### PROVIDED ENTRIES
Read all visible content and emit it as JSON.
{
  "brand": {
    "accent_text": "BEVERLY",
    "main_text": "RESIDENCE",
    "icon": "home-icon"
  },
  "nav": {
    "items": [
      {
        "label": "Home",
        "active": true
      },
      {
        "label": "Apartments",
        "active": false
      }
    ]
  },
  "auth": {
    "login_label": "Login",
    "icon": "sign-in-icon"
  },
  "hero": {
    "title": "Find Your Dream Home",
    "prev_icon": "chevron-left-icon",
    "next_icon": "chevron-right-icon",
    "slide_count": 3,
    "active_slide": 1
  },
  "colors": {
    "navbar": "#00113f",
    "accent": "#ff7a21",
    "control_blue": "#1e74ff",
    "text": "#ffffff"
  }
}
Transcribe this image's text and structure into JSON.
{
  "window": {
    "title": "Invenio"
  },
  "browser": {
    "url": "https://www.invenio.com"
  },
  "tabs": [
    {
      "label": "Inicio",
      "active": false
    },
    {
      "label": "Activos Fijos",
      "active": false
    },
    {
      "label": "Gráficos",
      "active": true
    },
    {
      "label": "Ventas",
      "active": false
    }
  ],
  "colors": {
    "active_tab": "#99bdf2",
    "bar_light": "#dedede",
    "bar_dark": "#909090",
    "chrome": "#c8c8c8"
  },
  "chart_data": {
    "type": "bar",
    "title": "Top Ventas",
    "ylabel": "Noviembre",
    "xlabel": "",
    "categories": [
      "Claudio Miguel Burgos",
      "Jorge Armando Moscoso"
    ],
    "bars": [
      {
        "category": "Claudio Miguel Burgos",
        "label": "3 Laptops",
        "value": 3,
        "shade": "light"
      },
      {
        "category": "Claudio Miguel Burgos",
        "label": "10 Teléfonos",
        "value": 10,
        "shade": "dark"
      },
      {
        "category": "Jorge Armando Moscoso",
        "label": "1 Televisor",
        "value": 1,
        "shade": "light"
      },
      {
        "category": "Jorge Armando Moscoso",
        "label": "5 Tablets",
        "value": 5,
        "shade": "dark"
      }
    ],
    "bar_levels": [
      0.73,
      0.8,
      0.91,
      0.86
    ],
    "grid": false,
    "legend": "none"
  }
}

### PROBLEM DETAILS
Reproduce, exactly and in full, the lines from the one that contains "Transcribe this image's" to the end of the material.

### OUTPUT
Transcribe this image's text and structure into JSON.
{
  "window": {
    "title": "Invenio"
  },
  "browser": {
    "url": "https://www.invenio.com"
  },
  "tabs": [
    {
      "label": "Inicio",
      "active": false
    },
    {
      "label": "Activos Fijos",
      "active": false
    },
    {
      "label": "Gráficos",
      "active": true
    },
    {
      "label": "Ventas",
      "active": false
    }
  ],
  "colors": {
    "active_tab": "#99bdf2",
    "bar_light": "#dedede",
    "bar_dark": "#909090",
    "chrome": "#c8c8c8"
  },
  "chart_data": {
    "type": "bar",
    "title": "Top Ventas",
    "ylabel": "Noviembre",
    "xlabel": "",
    "categories": [
      "Claudio Miguel Burgos",
      "Jorge Armando Moscoso"
    ],
    "bars": [
      {
        "category": "Claudio Miguel Burgos",
        "label": "3 Laptops",
        "value": 3,
        "shade": "light"
      },
      {
        "category": "Claudio Miguel Burgos",
        "label": "10 Teléfonos",
        "value": 10,
        "shade": "dark"
      },
      {
        "category": "Jorge Armando Moscoso",
        "label": "1 Televisor",
        "value": 1,
        "shade": "light"
      },
      {
        "category": "Jorge Armando Moscoso",
        "label": "5 Tablets",
        "value": 5,
        "shade": "dark"
      }
    ],
    "bar_levels": [
      0.73,
      0.8,
      0.91,
      0.86
    ],
    "grid": false,
    "legend": "none"
  }
}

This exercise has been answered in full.